At the Canadian border we told the skeptical but lazy guard that we were visiting to look at graduate schools the next day, that we had interviews, and that we were engaged. We were happy and good liars; we liked inventing a life. The guard asked no questions, which, in a way, was too bad: the fiction we’d created was an alternative universe, a virtual relationship, a life we could have been living, except for the fact that we weren’t.
We went looking for a place to eat, walking through the cold clear streets of brightly-lit Montreal, a city awake after dark. It was just before midnight. He started singing “Mac the Knife,” but using only the first line of the song, singing the same words over and over again even though he followed the tune. “When the shark bites, oh the shark bites, and that sharks bites, see the shark bites. . . .”
We laughed, and I put my thumb into the belt loop over his hip, feeling a slight limp in his walk from a hockey accident the winter before. We found a Kosher delicatessen and ate huge smoked meat sandwiches, sharp pickles, and knishes that steamed when you broke them open. We sat at the counter, looking at each other out of the corners of our eyes, and talked to the waitresses in bad French, continuing the fiction we started at the border.
We told them we were getting married in June and that we were both applying to graduate school at McGill. They told us which neighborhoods would suit us best. They giggled, conspirators in our elopement plans, and poured coffee into our cups as if it represented their good wishes.
We said good-night to them around two a.m. and walked into the now chest- clenching cold of a star-filled night.

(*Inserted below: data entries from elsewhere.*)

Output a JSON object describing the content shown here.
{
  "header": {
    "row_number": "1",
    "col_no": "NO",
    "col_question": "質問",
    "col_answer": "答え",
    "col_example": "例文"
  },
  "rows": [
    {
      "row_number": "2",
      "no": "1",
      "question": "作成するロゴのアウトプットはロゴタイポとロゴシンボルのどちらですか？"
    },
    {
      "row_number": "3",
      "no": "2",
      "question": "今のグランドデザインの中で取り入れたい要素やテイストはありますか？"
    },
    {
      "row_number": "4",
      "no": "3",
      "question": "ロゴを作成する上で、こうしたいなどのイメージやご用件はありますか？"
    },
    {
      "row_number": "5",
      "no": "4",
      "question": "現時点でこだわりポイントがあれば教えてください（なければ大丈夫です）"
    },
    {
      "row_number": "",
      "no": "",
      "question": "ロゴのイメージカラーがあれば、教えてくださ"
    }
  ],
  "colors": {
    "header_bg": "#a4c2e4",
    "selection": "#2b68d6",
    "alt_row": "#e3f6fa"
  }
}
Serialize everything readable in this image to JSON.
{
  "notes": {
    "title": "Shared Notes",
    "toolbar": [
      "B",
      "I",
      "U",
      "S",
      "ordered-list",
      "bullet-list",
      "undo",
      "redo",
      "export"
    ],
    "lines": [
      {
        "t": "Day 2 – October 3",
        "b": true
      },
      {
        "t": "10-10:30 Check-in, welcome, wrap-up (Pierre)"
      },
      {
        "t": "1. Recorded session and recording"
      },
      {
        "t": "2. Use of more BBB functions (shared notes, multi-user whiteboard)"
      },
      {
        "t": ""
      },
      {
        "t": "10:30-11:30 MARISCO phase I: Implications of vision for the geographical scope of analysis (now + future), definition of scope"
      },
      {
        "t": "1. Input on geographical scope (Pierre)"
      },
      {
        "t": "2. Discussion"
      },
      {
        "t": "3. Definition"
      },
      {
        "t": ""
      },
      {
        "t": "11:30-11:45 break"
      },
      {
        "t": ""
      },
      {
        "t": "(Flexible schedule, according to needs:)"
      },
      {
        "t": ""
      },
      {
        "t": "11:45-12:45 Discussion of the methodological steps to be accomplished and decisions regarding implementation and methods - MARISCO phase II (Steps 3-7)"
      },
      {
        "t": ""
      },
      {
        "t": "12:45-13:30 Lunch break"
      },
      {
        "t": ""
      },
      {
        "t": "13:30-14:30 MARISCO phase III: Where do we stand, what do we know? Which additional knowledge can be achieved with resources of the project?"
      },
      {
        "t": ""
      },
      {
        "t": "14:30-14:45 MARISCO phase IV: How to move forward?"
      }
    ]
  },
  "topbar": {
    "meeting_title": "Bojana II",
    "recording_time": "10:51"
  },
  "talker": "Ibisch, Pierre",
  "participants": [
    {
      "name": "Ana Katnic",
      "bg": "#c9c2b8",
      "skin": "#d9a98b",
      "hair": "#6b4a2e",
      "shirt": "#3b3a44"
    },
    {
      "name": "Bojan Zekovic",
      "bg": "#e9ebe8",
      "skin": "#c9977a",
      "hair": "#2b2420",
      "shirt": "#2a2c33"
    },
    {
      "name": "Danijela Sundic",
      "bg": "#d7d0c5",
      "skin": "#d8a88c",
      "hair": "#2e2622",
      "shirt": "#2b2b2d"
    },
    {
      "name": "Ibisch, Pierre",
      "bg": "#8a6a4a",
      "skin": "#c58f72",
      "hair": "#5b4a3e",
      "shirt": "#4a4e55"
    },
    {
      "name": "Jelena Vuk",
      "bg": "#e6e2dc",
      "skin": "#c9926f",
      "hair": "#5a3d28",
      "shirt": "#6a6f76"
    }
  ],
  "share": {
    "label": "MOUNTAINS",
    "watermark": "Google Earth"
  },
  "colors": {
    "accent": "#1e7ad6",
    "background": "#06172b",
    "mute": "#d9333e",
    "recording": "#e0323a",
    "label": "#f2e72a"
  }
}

We knew our options. We knew there were hotels, we knew there was the Monte Carlo with its bedroom-sized seats. We knew there was the ease of walking hip to hip, despite the difference in height.
And we knew it wouldn’t work.
Not when we had to face each other in the library, at work, at the Bull’s Eye’s long tables. Not when we still needed to talk about classes, and plans, and a future that included other people.
And so we began the drive back.
It was dawn when the college appeared, Main Street scrubbed white and just waking up. We sat in the car for a few minutes. I intended to leave abruptly, say good-night and go, but instead I sat. I was afraid he wanted me to leave and I was equally afraid he didn’t; I thought of asking him to drive around a little more but I knew I couldn’t. So we sat and I moved, half-consciously, towards him. There was no music now.
He asked, expressionless, “You staying or going?”
Once said, the texture of the air changed, a shift in the cogs of our working together, something unlocking and then quickly relocking in ourselves. I reached over to put my hand on his and he covered it with both his hands, raised it to his warm mouth and kissed me, on the inside of my palm, briefly. There was no better time to go.
I knew, and he knew, I couldn’t have been his girlfriend, couldn’t have been softly sweet or constantly agreeable any more than I could have made little quilted pillows or hit a brilliant backhand; I could not do these things.
My past was too filled with the tensions of choice to let myself be thinned, like paint, in order to be applied more easily to him. He couldn’t have given up skiing and hockey, wouldn’t have wanted to compete all day at school and come home only to continue the battle, exhilarating as it was.
Were we linked by destiny or by circumstance? We had the college in common, but we were afraid to find out if there was more.
The friendship had to be more enduring, we figured, than any other version of ourselves.
But I wonder now whether that was true.
The friendship buckled, finally, under marriages and kids and distance and these grown-up lives of ours; I don’t know where he lives or what he thinks about.
And yet there was something put away during that night trip up north, something in self-storage, kept from the wear-and-tear of everyday life, still keeping the edges of it sharp and clear.
Aaaahhhh, crap on a whole wheat cracker, I made the mistake of reading it again. And now I’m crying. I’m such a woman. And an idiot- I always pick friendship, too.